Scientists said Artic may be caught in a "vicious cycle" of global warming. As ice melts, there is less white matter to reflect sun's heat back into space. The dark ocean absorbs more of sun's heat and that, in turn, melts more of the ice pack.
Since melting permafrost leaves the ground soft and with far less frozen surface to block the waves, the water carves away at it. Old graves are tumbling into the sea, the ABC television network said, quoting the report.
"They keep getting exposed. People do not really want to see their ancestors getting washed into the ocean," ABC quoted a scientist as saying.
The network showed images of whole villages tumbling into the ocean, forcing people as well as animals to relocate from Point Barrow in Alaska on the northern tip of America.
Now scientists are watching the birds get driven out by puffins, warmer weather birds from the sub-Arctic, which kill the chicks and take over the nests.
"Yesterday, it was the Arctic, and now suddenly, it is turning into the sub-Arctic!" said biologist George Divoky.
Typically in the Arctic, any ground deeper than about four feet has always been frozen. But the permafrost is now starting to melt.As the sea ice disappears, many polar bears are starving because they must have sea ice on which to hunt, the report said.
And the culture of local residents, whose life has centered upon hunting on the ice, is changing as well, the network added.
"It's often too dangerous now, due to the thin ice," said Fred Simik, an Inupiat native.

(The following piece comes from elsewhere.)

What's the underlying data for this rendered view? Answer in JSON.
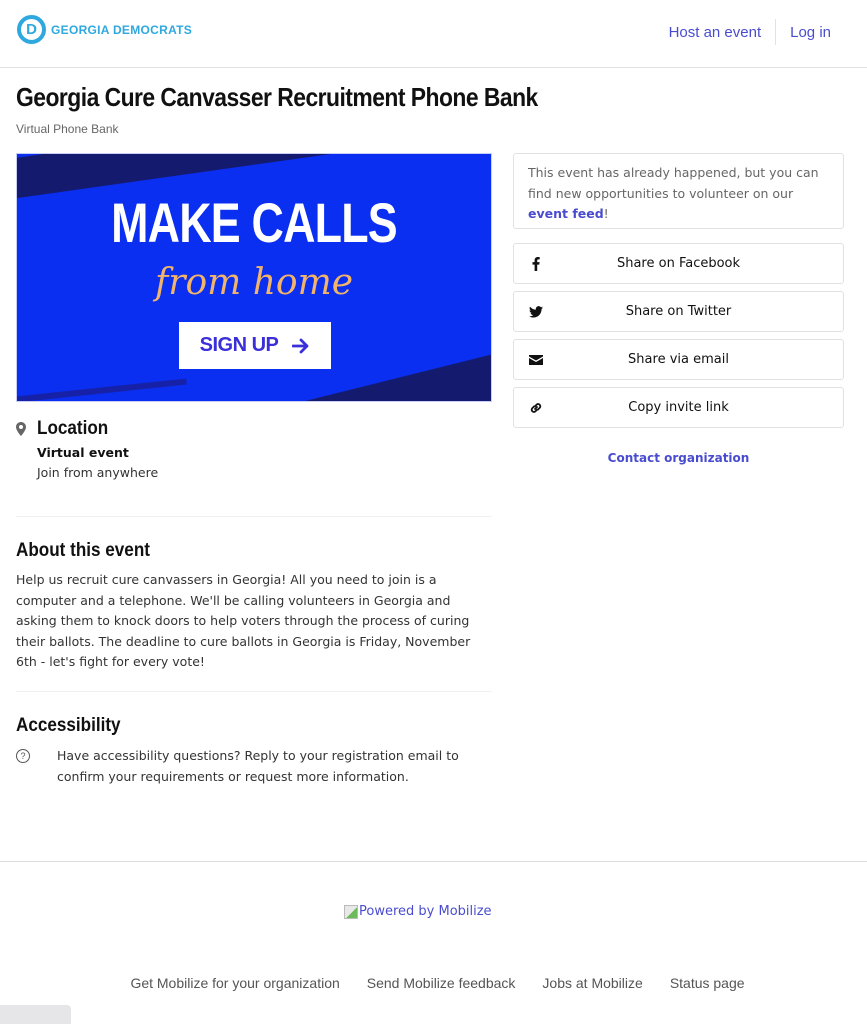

Another cause for worry for the scientists were that as the permafrost melts and this vast Arctic tundra dries up, decaying plants in the soil are releasing increased amounts of carbon, a greenhouse gas that only adds to the warming and melting.
"Humans are putting about 6 or 7 billion metric tons of carbon in the atmosphere every year," ABC quoted biologist
Walter Oechel, director of the Global Change Research Institute at San Diego State University as saying.
"And we're standing on 200 billion tons here," he added, pointing to the tundra.